**WHAT YOU NEED TO DO:**
Your task is to print each record exactly as it reads.

**RECORDS PROVIDED:**
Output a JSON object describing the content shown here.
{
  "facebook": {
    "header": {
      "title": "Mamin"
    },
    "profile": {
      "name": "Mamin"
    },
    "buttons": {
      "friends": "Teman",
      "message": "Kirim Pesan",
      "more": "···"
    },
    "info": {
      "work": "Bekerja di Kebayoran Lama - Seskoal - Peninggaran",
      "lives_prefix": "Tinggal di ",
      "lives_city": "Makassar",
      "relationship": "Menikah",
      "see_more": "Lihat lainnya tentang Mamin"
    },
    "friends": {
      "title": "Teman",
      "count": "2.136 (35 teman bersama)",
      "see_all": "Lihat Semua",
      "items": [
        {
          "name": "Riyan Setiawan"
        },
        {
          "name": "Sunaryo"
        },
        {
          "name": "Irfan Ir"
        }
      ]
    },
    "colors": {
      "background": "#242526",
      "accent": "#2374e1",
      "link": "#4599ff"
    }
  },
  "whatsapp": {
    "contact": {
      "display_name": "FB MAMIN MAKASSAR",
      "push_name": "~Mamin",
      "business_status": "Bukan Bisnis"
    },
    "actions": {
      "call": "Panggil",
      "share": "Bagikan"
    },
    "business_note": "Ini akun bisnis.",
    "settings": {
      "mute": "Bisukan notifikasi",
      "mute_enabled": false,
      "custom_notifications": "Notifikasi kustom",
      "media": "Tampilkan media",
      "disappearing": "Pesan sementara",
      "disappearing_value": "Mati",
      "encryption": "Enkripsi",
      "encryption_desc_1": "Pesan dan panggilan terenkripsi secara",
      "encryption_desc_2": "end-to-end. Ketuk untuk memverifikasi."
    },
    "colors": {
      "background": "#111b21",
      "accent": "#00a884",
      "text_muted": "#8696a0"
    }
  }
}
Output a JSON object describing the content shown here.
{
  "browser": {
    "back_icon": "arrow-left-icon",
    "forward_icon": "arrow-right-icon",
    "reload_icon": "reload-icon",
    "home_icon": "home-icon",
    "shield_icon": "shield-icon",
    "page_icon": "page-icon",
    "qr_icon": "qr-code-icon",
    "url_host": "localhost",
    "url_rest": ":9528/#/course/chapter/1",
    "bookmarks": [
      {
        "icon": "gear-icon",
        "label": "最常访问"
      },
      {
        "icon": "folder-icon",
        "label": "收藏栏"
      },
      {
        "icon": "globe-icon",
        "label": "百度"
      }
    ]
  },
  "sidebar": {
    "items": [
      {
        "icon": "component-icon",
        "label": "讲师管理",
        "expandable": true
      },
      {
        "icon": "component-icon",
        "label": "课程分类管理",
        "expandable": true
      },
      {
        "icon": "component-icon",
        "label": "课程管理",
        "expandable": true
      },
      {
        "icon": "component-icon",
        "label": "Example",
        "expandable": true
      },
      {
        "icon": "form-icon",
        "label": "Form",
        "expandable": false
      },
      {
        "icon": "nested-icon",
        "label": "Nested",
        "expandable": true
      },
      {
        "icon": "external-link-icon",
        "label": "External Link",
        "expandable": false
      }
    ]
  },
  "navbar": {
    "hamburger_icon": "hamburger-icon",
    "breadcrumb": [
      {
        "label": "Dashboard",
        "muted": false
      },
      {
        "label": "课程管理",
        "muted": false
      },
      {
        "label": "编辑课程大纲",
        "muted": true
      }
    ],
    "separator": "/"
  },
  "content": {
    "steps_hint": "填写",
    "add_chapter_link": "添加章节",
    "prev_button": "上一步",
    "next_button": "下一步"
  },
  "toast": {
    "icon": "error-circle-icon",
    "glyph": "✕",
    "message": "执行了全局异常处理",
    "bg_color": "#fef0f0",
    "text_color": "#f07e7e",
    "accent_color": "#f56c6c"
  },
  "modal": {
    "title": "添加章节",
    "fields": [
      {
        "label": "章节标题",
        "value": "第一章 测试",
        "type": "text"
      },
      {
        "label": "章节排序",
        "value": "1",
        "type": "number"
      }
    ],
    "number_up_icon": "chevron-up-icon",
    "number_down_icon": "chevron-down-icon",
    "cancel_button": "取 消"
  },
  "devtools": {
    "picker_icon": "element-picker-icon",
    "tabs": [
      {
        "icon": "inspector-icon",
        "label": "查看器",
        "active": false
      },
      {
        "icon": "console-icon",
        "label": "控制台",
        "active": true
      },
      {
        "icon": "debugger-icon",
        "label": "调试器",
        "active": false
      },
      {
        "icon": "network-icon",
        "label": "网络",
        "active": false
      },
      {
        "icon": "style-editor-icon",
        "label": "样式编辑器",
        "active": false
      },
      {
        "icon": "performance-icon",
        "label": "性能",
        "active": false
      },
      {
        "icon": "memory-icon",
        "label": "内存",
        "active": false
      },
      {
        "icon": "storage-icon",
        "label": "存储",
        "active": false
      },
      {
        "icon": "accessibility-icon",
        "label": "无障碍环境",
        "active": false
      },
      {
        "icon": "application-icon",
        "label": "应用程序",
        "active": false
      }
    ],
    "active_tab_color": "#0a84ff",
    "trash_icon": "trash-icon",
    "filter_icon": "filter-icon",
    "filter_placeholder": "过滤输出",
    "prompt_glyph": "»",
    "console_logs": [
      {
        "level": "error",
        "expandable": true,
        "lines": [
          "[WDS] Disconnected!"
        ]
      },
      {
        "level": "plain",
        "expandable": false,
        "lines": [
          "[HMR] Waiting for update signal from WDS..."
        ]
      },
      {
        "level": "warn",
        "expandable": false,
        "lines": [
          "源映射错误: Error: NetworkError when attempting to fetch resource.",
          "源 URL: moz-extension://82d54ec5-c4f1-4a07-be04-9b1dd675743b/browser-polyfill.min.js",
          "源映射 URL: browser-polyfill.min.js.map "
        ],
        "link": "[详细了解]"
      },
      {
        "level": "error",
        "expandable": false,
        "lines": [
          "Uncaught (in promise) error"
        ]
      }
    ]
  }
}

**OUTPUT:**
Output a JSON object describing the content shown here.
{
  "facebook": {
    "header": {
      "title": "Mamin"
    },
    "profile": {
      "name": "Mamin"
    },
    "buttons": {
      "friends": "Teman",
      "message": "Kirim Pesan",
      "more": "···"
    },
    "info": {
      "work": "Bekerja di Kebayoran Lama - Seskoal - Peninggaran",
      "lives_prefix": "Tinggal di ",
      "lives_city": "Makassar",
      "relationship": "Menikah",
      "see_more": "Lihat lainnya tentang Mamin"
    },
    "friends": {
      "title": "Teman",
      "count": "2.136 (35 teman bersama)",
      "see_all": "Lihat Semua",
      "items": [
        {
          "name": "Riyan Setiawan"
        },
        {
          "name": "Sunaryo"
        },
        {
          "name": "Irfan Ir"
        }
      ]
    },
    "colors": {
      "background": "#242526",
      "accent": "#2374e1",
      "link": "#4599ff"
    }
  },
  "whatsapp": {
    "contact": {
      "display_name": "FB MAMIN MAKASSAR",
      "push_name": "~Mamin",
      "business_status": "Bukan Bisnis"
    },
    "actions": {
      "call": "Panggil",
      "share": "Bagikan"
    },
    "business_note": "Ini akun bisnis.",
    "settings": {
      "mute": "Bisukan notifikasi",
      "mute_enabled": false,
      "custom_notifications": "Notifikasi kustom",
      "media": "Tampilkan media",
      "disappearing": "Pesan sementara",
      "disappearing_value": "Mati",
      "encryption": "Enkripsi",
      "encryption_desc_1": "Pesan dan panggilan terenkripsi secara",
      "encryption_desc_2": "end-to-end. Ketuk untuk memverifikasi."
    },
    "colors": {
      "background": "#111b21",
      "accent": "#00a884",
      "text_muted": "#8696a0"
    }
  }
}
Output a JSON object describing the content shown here.
{
  "browser": {
    "back_icon": "arrow-left-icon",
    "forward_icon": "arrow-right-icon",
    "reload_icon": "reload-icon",
    "home_icon": "home-icon",
    "shield_icon": "shield-icon",
    "page_icon": "page-icon",
    "qr_icon": "qr-code-icon",
    "url_host": "localhost",
    "url_rest": ":9528/#/course/chapter/1",
    "bookmarks": [
      {
        "icon": "gear-icon",
        "label": "最常访问"
      },
      {
        "icon": "folder-icon",
        "label": "收藏栏"
      },
      {
        "icon": "globe-icon",
        "label": "百度"
      }
    ]
  },
  "sidebar": {
    "items": [
      {
        "icon": "component-icon",
        "label": "讲师管理",
        "expandable": true
      },
      {
        "icon": "component-icon",
        "label": "课程分类管理",
        "expandable": true
      },
      {
        "icon": "component-icon",
        "label": "课程管理",
        "expandable": true
      },
      {
        "icon": "component-icon",
        "label": "Example",
        "expandable": true
      },
      {
        "icon": "form-icon",
        "label": "Form",
        "expandable": false
      },
      {
        "icon": "nested-icon",
        "label": "Nested",
        "expandable": true
      },
      {
        "icon": "external-link-icon",
        "label": "External Link",
        "expandable": false
      }
    ]
  },
  "navbar": {
    "hamburger_icon": "hamburger-icon",
    "breadcrumb": [
      {
        "label": "Dashboard",
        "muted": false
      },
      {
        "label": "课程管理",
        "muted": false
      },
      {
        "label": "编辑课程大纲",
        "muted": true
      }
    ],
    "separator": "/"
  },
  "content": {
    "steps_hint": "填写",
    "add_chapter_link": "添加章节",
    "prev_button": "上一步",
    "next_button": "下一步"
  },
  "toast": {
    "icon": "error-circle-icon",
    "glyph": "✕",
    "message": "执行了全局异常处理",
    "bg_color": "#fef0f0",
    "text_color": "#f07e7e",
    "accent_color": "#f56c6c"
  },
  "modal": {
    "title": "添加章节",
    "fields": [
      {
        "label": "章节标题",
        "value": "第一章 测试",
        "type": "text"
      },
      {
        "label": "章节排序",
        "value": "1",
        "type": "number"
      }
    ],
    "number_up_icon": "chevron-up-icon",
    "number_down_icon": "chevron-down-icon",
    "cancel_button": "取 消"
  },
  "devtools": {
    "picker_icon": "element-picker-icon",
    "tabs": [
      {
        "icon": "inspector-icon",
        "label": "查看器",
        "active": false
      },
      {
        "icon": "console-icon",
        "label": "控制台",
        "active": true
      },
      {
        "icon": "debugger-icon",
        "label": "调试器",
        "active": false
      },
      {
        "icon": "network-icon",
        "label": "网络",
        "active": false
      },
      {
        "icon": "style-editor-icon",
        "label": "样式编辑器",
        "active": false
      },
      {
        "icon": "performance-icon",
        "label": "性能",
        "active": false
      },
      {
        "icon": "memory-icon",
        "label": "内存",
        "active": false
      },
      {
        "icon": "storage-icon",
        "label": "存储",
        "active": false
      },
      {
        "icon": "accessibility-icon",
        "label": "无障碍环境",
        "active": false
      },
      {
        "icon": "application-icon",
        "label": "应用程序",
        "active": false
      }
    ],
    "active_tab_color": "#0a84ff",
    "trash_icon": "trash-icon",
    "filter_icon": "filter-icon",
    "filter_placeholder": "过滤输出",
    "prompt_glyph": "»",
    "console_logs": [
      {
        "level": "error",
        "expandable": true,
        "lines": [
          "[WDS] Disconnected!"
        ]
      },
      {
        "level": "plain",
        "expandable": false,
        "lines": [
          "[HMR] Waiting for update signal from WDS..."
        ]
      },
      {
        "level": "warn",
        "expandable": false,
        "lines": [
          "源映射错误: Error: NetworkError when attempting to fetch resource.",
          "源 URL: moz-extension://82d54ec5-c4f1-4a07-be04-9b1dd675743b/browser-polyfill.min.js",
          "源映射 URL: browser-polyfill.min.js.map "
        ],
        "link": "[详细了解]"
      },
      {
        "level": "error",
        "expandable": false,
        "lines": [
          "Uncaught (in promise) error"
        ]
      }
    ]
  }
}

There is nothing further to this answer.